App and web page records —
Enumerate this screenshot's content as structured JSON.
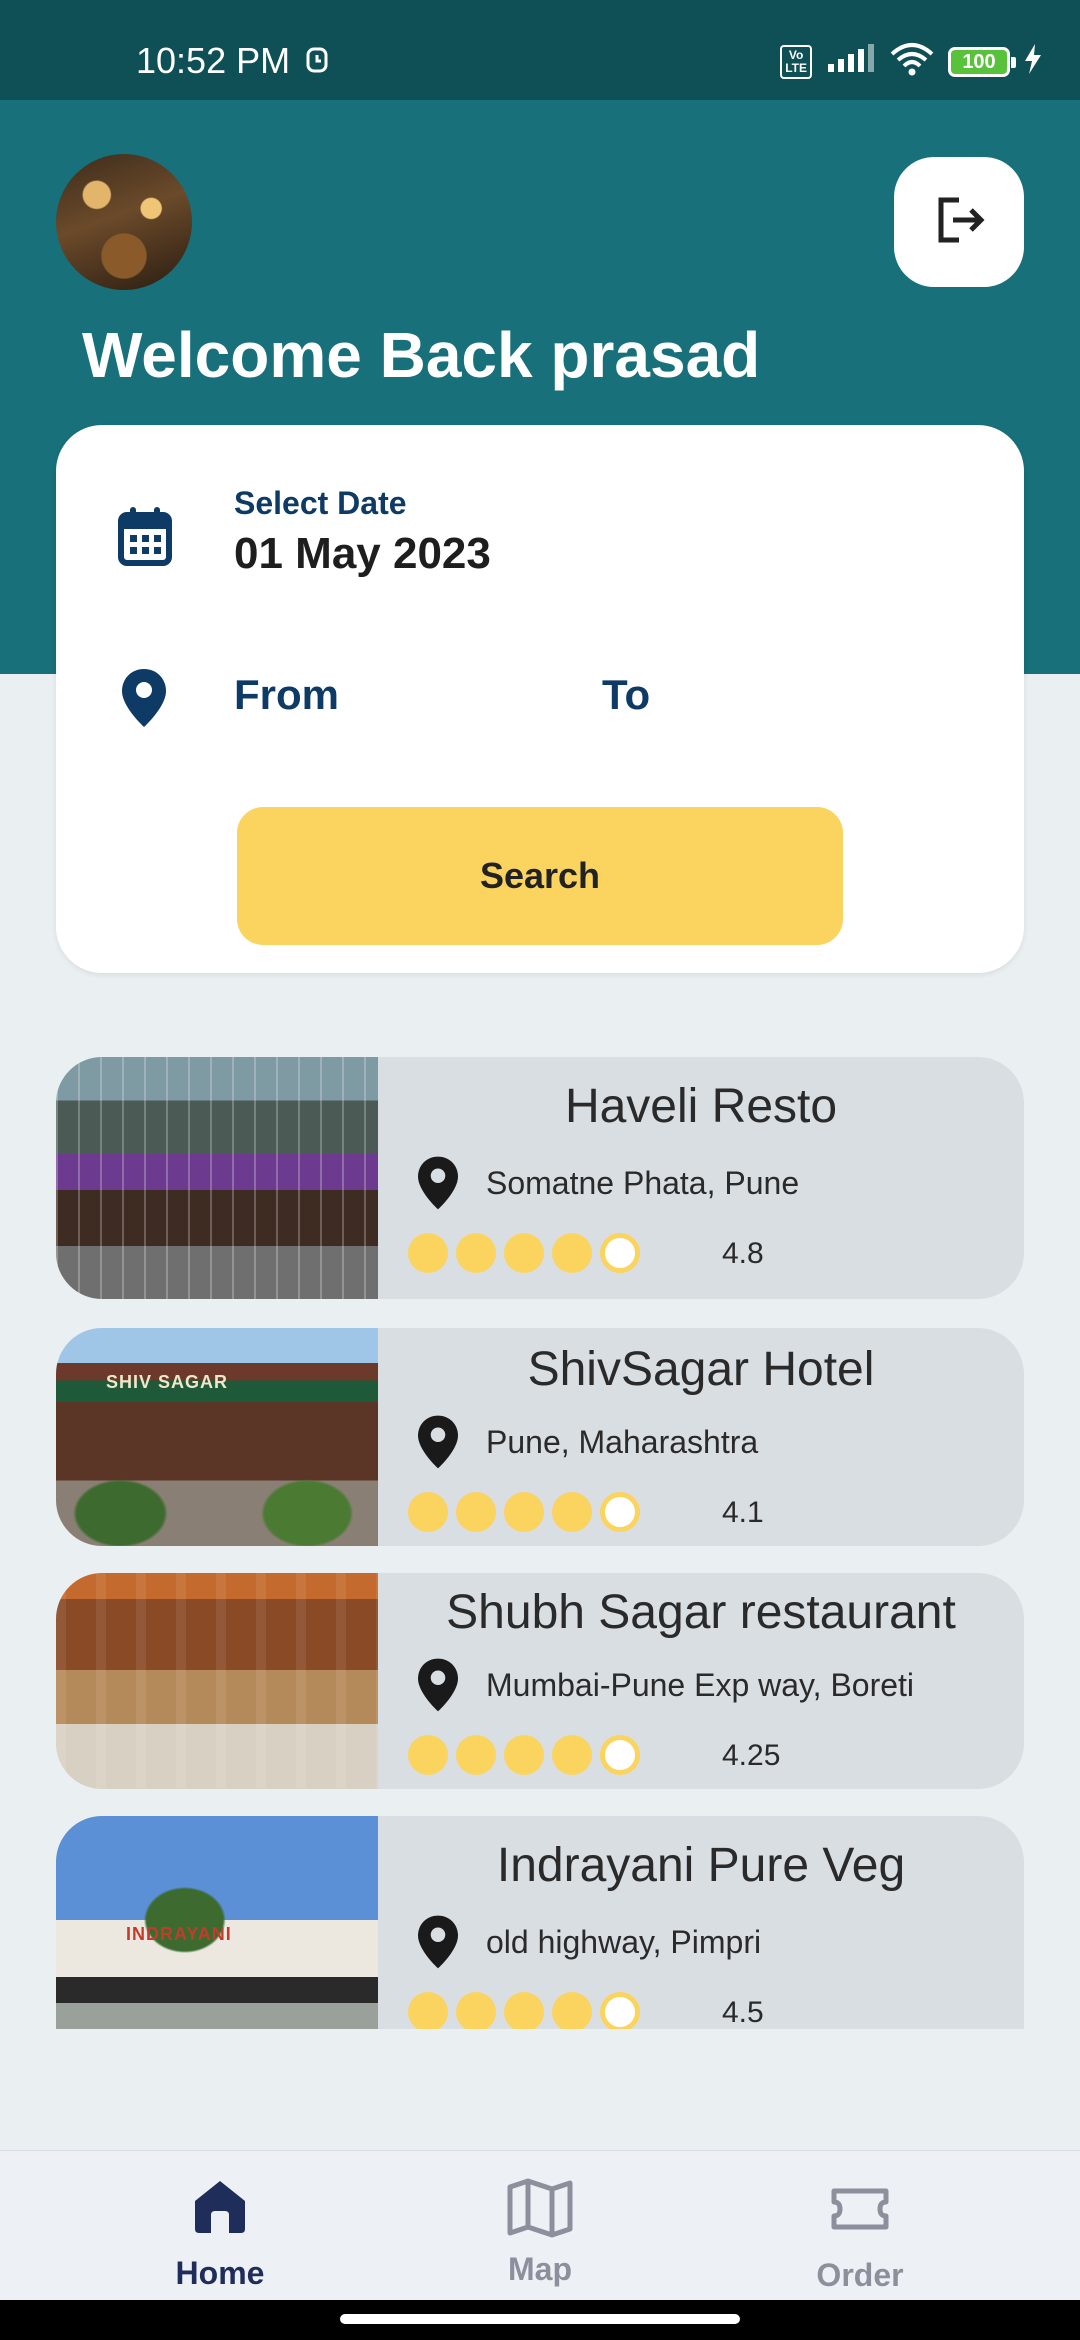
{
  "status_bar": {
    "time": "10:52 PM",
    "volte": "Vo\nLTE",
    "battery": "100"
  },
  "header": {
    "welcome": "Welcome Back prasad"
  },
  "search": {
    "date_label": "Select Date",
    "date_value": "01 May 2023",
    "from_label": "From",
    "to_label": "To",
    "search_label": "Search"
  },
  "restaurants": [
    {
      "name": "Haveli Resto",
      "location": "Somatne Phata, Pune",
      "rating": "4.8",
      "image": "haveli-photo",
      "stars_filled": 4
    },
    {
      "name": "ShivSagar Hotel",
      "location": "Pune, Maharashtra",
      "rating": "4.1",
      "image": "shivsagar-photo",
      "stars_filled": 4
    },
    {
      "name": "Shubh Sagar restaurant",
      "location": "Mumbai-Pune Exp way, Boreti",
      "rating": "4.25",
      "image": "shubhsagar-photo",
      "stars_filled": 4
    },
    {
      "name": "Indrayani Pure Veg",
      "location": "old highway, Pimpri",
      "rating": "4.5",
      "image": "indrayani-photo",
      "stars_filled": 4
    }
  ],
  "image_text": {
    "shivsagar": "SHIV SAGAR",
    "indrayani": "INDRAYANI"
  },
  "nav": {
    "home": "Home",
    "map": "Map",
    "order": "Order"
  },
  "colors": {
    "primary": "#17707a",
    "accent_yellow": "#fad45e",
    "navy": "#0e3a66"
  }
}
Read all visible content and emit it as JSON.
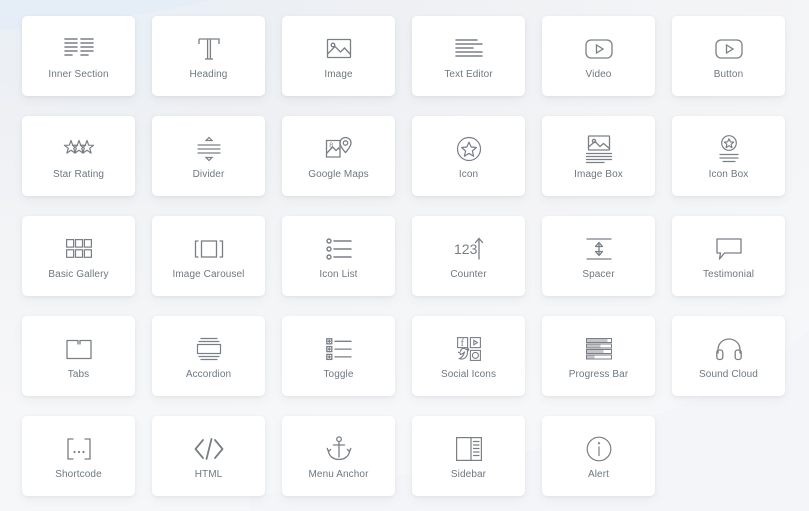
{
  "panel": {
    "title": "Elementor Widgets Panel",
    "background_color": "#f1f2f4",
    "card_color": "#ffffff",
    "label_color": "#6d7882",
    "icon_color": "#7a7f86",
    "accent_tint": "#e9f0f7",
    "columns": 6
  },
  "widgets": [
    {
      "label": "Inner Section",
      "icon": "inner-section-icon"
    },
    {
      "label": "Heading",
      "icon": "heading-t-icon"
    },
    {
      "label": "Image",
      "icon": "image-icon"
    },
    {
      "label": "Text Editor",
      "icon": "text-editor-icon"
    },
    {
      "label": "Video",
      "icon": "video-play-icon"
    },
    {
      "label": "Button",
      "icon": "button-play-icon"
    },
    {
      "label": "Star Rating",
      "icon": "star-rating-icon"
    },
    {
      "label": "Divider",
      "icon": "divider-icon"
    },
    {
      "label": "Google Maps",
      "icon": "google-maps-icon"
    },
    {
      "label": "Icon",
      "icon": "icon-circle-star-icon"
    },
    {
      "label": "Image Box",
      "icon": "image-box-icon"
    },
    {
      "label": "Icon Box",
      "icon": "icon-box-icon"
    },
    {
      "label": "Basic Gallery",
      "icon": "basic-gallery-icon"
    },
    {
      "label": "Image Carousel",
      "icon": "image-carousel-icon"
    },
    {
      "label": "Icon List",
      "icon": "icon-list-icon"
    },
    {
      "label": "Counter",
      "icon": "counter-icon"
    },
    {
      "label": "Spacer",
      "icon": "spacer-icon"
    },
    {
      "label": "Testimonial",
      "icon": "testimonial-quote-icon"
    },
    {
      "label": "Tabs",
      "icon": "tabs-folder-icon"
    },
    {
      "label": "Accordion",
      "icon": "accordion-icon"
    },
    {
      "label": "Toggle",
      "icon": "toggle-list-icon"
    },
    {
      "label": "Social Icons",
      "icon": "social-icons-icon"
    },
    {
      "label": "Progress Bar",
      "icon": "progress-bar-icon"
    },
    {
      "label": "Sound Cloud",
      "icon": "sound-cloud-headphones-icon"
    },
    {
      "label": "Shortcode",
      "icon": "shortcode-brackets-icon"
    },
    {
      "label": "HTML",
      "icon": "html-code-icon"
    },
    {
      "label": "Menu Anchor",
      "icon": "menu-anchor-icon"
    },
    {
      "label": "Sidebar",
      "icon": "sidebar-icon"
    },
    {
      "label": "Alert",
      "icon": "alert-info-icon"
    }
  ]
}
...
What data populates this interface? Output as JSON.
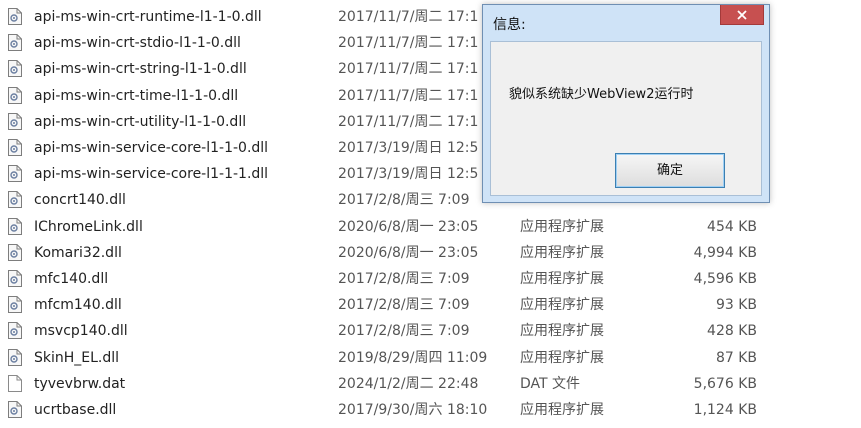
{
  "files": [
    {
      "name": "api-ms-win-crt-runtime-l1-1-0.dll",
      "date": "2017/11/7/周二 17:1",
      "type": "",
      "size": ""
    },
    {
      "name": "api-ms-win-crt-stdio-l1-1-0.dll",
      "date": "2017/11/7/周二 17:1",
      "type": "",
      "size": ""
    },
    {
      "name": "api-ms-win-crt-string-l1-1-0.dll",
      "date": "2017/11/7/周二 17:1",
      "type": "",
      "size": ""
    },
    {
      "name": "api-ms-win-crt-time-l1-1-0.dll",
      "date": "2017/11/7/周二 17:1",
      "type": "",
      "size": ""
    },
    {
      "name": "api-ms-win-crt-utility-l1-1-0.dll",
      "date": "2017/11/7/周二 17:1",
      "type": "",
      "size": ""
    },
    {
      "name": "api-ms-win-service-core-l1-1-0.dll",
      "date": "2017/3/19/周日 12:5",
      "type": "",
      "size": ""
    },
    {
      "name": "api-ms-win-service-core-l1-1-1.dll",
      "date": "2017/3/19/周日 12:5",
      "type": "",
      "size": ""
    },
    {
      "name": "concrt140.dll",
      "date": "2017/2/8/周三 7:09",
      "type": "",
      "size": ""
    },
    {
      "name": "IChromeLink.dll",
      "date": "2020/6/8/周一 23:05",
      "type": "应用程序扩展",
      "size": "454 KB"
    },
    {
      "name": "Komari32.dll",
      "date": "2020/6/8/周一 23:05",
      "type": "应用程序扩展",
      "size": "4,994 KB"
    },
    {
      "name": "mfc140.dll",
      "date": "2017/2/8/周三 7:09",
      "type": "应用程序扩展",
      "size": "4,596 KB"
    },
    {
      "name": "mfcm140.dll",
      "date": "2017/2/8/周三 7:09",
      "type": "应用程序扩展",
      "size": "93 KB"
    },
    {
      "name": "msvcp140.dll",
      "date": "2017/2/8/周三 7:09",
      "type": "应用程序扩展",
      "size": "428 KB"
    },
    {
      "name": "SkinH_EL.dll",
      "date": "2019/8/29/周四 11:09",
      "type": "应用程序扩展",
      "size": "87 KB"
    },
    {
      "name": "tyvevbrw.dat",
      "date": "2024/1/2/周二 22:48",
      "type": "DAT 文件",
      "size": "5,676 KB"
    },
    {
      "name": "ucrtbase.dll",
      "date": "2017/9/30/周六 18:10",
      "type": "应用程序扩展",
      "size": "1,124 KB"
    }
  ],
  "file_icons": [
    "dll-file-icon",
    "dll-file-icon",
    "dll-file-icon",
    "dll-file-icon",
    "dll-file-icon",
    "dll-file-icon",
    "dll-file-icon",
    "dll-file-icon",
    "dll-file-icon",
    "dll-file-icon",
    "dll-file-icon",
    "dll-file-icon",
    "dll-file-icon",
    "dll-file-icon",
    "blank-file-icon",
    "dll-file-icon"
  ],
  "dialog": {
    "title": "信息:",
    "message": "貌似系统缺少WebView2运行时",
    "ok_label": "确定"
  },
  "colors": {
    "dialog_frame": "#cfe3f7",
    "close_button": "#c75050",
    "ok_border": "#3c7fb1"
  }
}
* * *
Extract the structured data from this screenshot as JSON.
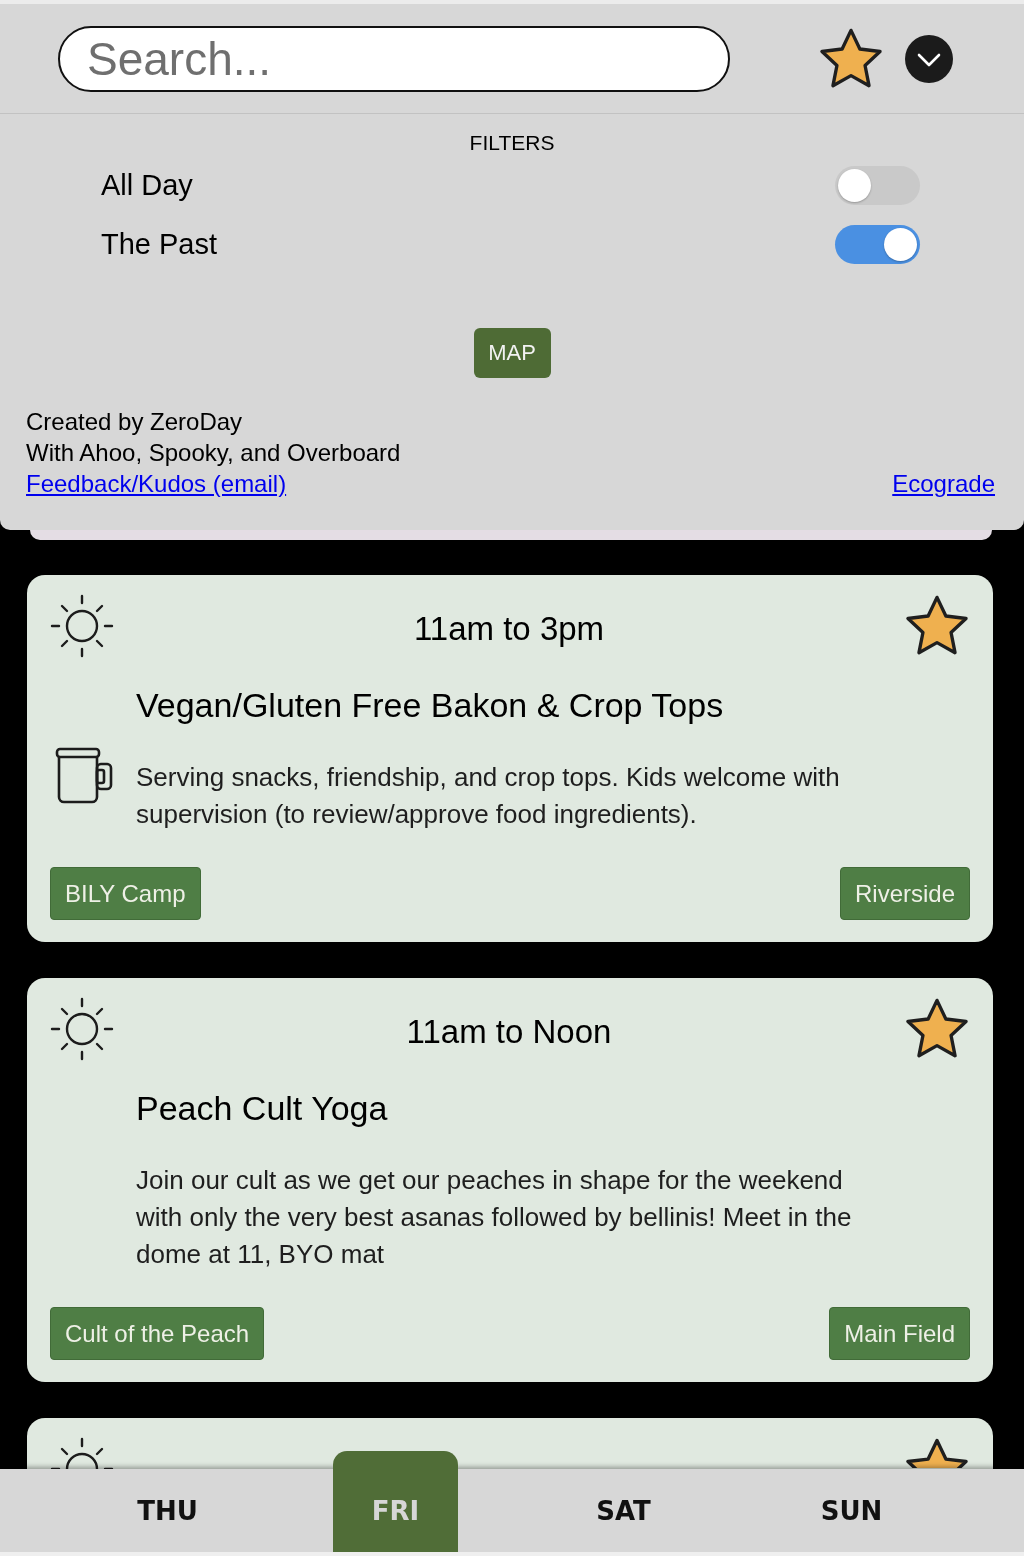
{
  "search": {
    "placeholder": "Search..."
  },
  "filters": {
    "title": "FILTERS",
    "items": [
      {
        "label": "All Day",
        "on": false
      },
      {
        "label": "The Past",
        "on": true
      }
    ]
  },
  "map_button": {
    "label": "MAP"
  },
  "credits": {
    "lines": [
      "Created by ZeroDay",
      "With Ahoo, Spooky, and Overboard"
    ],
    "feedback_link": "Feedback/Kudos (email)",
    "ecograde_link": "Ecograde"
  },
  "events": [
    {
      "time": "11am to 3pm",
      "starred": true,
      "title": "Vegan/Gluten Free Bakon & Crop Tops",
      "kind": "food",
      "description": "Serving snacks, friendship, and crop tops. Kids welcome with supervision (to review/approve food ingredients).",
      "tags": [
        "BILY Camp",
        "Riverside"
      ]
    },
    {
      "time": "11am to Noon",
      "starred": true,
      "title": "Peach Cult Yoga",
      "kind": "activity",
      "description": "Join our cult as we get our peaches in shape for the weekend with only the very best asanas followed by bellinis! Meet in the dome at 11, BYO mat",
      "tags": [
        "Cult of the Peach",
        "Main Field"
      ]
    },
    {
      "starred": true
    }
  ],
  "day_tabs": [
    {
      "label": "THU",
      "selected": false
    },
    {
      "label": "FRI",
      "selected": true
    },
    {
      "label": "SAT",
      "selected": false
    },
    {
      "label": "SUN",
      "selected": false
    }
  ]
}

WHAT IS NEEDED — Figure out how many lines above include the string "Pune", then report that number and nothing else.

RESULT — 3